Work required:
If a line below contains the word "JSON", count it; give only the total.

Data to use:
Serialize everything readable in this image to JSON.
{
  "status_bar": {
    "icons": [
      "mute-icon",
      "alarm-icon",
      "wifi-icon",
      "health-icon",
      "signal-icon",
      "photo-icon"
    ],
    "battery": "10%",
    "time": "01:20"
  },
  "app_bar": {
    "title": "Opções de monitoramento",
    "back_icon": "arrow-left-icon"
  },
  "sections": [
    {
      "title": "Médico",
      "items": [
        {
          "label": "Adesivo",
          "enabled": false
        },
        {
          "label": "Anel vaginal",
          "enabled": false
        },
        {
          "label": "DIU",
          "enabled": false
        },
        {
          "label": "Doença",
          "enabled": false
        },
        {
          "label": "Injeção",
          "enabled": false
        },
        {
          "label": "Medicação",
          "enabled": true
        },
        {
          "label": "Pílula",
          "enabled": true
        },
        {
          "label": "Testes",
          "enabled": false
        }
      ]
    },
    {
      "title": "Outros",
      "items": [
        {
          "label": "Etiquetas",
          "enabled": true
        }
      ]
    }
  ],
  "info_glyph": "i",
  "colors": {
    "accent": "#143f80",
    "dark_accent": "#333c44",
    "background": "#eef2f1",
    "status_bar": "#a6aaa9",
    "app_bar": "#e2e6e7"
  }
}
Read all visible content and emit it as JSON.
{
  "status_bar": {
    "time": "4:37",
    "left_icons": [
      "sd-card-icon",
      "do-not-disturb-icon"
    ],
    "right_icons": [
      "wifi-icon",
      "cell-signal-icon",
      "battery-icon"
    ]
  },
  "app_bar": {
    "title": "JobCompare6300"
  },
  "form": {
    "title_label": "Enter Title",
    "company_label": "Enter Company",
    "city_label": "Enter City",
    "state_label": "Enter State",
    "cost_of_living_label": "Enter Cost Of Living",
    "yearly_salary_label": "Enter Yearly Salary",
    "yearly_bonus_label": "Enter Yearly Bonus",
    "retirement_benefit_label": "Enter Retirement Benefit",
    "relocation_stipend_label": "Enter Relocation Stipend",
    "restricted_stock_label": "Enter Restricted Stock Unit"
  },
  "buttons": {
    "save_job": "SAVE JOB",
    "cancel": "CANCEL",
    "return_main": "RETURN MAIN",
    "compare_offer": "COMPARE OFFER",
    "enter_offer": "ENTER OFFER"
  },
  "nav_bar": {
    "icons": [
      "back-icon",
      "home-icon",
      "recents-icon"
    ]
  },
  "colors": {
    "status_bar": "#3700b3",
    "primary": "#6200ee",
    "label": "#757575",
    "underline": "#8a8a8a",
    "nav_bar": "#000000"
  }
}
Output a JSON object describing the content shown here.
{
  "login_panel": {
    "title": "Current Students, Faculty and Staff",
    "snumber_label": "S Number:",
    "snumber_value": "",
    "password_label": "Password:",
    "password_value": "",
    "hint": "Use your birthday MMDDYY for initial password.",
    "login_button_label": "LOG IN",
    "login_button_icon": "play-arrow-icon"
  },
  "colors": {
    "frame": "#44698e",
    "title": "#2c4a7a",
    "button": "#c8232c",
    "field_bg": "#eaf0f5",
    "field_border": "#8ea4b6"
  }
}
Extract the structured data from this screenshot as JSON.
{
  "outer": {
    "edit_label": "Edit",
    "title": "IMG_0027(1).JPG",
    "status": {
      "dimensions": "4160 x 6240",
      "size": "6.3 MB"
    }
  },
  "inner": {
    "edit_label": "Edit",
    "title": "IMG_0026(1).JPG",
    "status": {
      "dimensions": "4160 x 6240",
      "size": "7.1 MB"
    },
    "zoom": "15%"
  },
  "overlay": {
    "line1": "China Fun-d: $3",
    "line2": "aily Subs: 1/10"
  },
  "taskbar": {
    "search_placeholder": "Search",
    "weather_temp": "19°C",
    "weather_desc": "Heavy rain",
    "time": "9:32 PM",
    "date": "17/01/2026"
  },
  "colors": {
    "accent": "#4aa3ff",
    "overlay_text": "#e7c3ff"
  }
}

Solution below:
4